Shaykh Ahmad Tijani’s journey East brought him also to Tunis, home of the famous Zaytuna mosque and university, which predates both the Azhar in Cairo and the Qarawin in Fes. Indicative of the ease with which foreign scholars could integrate into diverse Islamic communities, upon his entry into Tunis, Shaykh Tijani immediately met with the people of saintly renown, such as Sidi Abd al-Samad al-Ruhwij, and took up teaching at Zaytuna, this time his syllabus including Ibn ‘Atta Allah’s Kitab al-hikam.
It seems he made enough of an impression on the scholars there for the Emir, Bey Ali (r. 1757-1782), to offer him a lucrative permanent teaching position at Zaytuna. But the Emir’s request had the opposite effect on Shaykh Tijani to that which was hoped for and, reportedly not wanting to accept dependence on state authority, he continued his journey East.

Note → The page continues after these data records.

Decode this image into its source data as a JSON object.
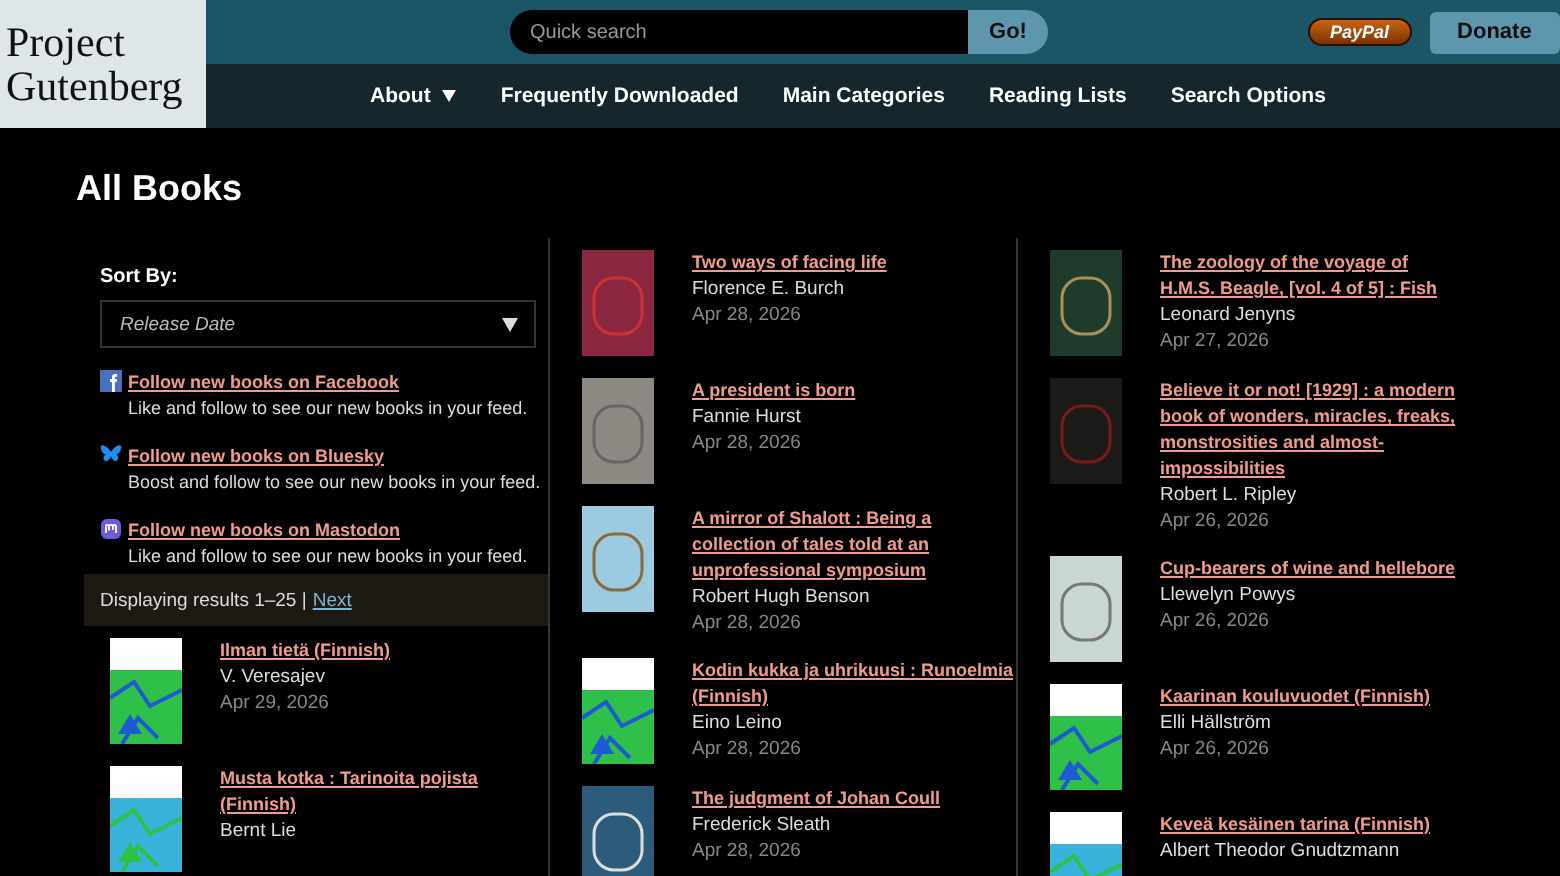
{
  "logo": {
    "line_1": "Project",
    "line_2": "Gutenberg"
  },
  "search": {
    "placeholder": "Quick search",
    "button": "Go!"
  },
  "paypal": "PayPal",
  "donate": "Donate",
  "nav": [
    {
      "label": "About",
      "dropdown": true
    },
    {
      "label": "Frequently Downloaded",
      "dropdown": false
    },
    {
      "label": "Main Categories",
      "dropdown": false
    },
    {
      "label": "Reading Lists",
      "dropdown": false
    },
    {
      "label": "Search Options",
      "dropdown": false
    }
  ],
  "page_title": "All Books",
  "sort": {
    "label": "Sort By:",
    "value": "Release Date"
  },
  "follow": [
    {
      "kind": "facebook",
      "link": "Follow new books on Facebook",
      "text": "Like and follow to see our new books in your feed."
    },
    {
      "kind": "bluesky",
      "link": "Follow new books on Bluesky",
      "text": "Boost and follow to see our new books in your feed."
    },
    {
      "kind": "mastodon",
      "link": "Follow new books on Mastodon",
      "text": "Like and follow to see our new books in your feed."
    }
  ],
  "results": {
    "text": "Displaying results 1–25 |",
    "next": "Next"
  },
  "columns": [
    [
      {
        "kind": "green",
        "title": "Ilman tietä (Finnish)",
        "author": "V. Veresajev",
        "date": "Apr 29, 2026"
      },
      {
        "kind": "blue",
        "title": "Musta kotka : Tarinoita pojista (Finnish)",
        "author": "Bernt Lie"
      }
    ],
    [
      {
        "kind": "red",
        "title": "Two ways of facing life",
        "author": "Florence E. Burch",
        "date": "Apr 28, 2026"
      },
      {
        "kind": "grey",
        "title": "A president is born",
        "author": "Fannie Hurst",
        "date": "Apr 28, 2026"
      },
      {
        "kind": "lightblue",
        "title": "A mirror of Shalott : Being a collection of tales told at an unprofessional symposium",
        "author": "Robert Hugh Benson",
        "date": "Apr 28, 2026"
      },
      {
        "kind": "green",
        "title": "Kodin kukka ja uhrikuusi : Runoelmia (Finnish)",
        "author": "Eino Leino",
        "date": "Apr 28, 2026"
      },
      {
        "kind": "ship",
        "title": "The judgment of Johan Coull",
        "author": "Frederick Sleath",
        "date": "Apr 28, 2026"
      }
    ],
    [
      {
        "kind": "darkgreen",
        "title": "The zoology of the voyage of H.M.S. Beagle, [vol. 4 of 5] : Fish",
        "author": "Leonard Jenyns",
        "date": "Apr 27, 2026"
      },
      {
        "kind": "dark",
        "title": "Believe it or not! [1929] : a modern book of wonders, miracles, freaks, monstrosities and almost-impossibilities",
        "author": "Robert L. Ripley",
        "date": "Apr 26, 2026"
      },
      {
        "kind": "pale",
        "title": "Cup-bearers of wine and hellebore",
        "author": "Llewelyn Powys",
        "date": "Apr 26, 2026"
      },
      {
        "kind": "green",
        "title": "Kaarinan kouluvuodet (Finnish)",
        "author": "Elli Hällström",
        "date": "Apr 26, 2026"
      },
      {
        "kind": "blue",
        "title": "Keveä kesäinen tarina (Finnish)",
        "author": "Albert Theodor Gnudtzmann"
      }
    ]
  ]
}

Arriving in Mecca just after Ramadan in the year 1187/1774, Shaykh Ahmad Tijani stayed long enough to accomplish the rites of the Hajj. During his stay there he also, as was his custom, sought out the people of “goodness, piety, righteousness and happiness.”
His search led him to a mysterious saint from India, Ahmad b. Abdullah al-Hindi, who had made a vow to speak to no one except his servant. On knowledge of Tijani’s presence at his house, al-Hindi sent him the message, “You are the inheritor of my knowledge, secrets, gifts and lights,” and informed the pilgrim that he himself was to die in a matter of days (it came to pass on the exact day al-Hindi had predicted for himself), but that he should go visit the Qutb (Pole) Muhammad al-Samman when in Medina.
After accomplishing the ziyara (visitation) to the Prophet’s tomb, where “God completed his aspiration and longing” to greet the Prophet, Shaykh Tijani went to visit the renowned Shaykh Muhammad Abd al-Karim al-Samman (d. 1189/1775). Like al-Kurdi, al-Samman was a member of the Khalwatiyya order, being one of two students given full ijaza (permission) by Mustafa al-Bakri; the other was al-Kurdi’s shaykh, Muhammad al-Hifni. Aside for his own intellectual and spiritual prowess, al-Samman has become famous on account of another disciple, Ahmad al-Tayyib (d. 1824), who spread his ideas in the Sudan as the Sammaniyya order. Before Shaykh Tijani’s departure, al-Samman informed him of certain secret “names” and told him that he was to be the al-qutb al-jami’ (the comprehensive Pole).
On his return from the Hijaz, Shaykh Tijani stopped in Cairo and visited Mahmud al-Kurdi, the Khalwati representative in Egypt whom he had first visited on his way to the Hijaz. The Jawahir reports that many of the ‘ulama of the city came to visit the travelling scholar during this second visit. Demonstrating his profound respect for his teachers of the Khalwati tradition, Tijani accepted from al-Kurdi to be a muqaddam (propagator) of the Khalwati order in North Africa. Although Tijani’s later initiation at the hands of the Prophet would obviate its need, the Jawahir reproduces the chain of transmission (silsilah) of the Khalwatiyya, stretching from the Prophet through Ali ibn Abi Talib, Hasan al-Basri, Junayd, Umar al-Khalwati (from whom the order derives its name), Bakri, and Kurdi (not to mention all the names) to Shaykh Tijani.
The beginning of a distinctive “Tijani” order can be located with the appearance of the Prophet Muhammad to Shaykh Ahmad Tijani in a waking vision. This occurred in 1784, in the desert oasis of Abi Samghun. The Prophet informed him that he himself was his initiator on the Path and told him to leave the shaykhs he had previously followed. The Shaykh then received the basis of a new wird and was given permission to give “spiritual training to the creation in [both] the general and unlimited (itlaq).” The Prophet told him: “You are not indebted for any favor from the shaykhs of the Path, for I am your means (wasita) and your support in the [spiritual] realization, so leave the entirety of what you have taken from all the tariqas.”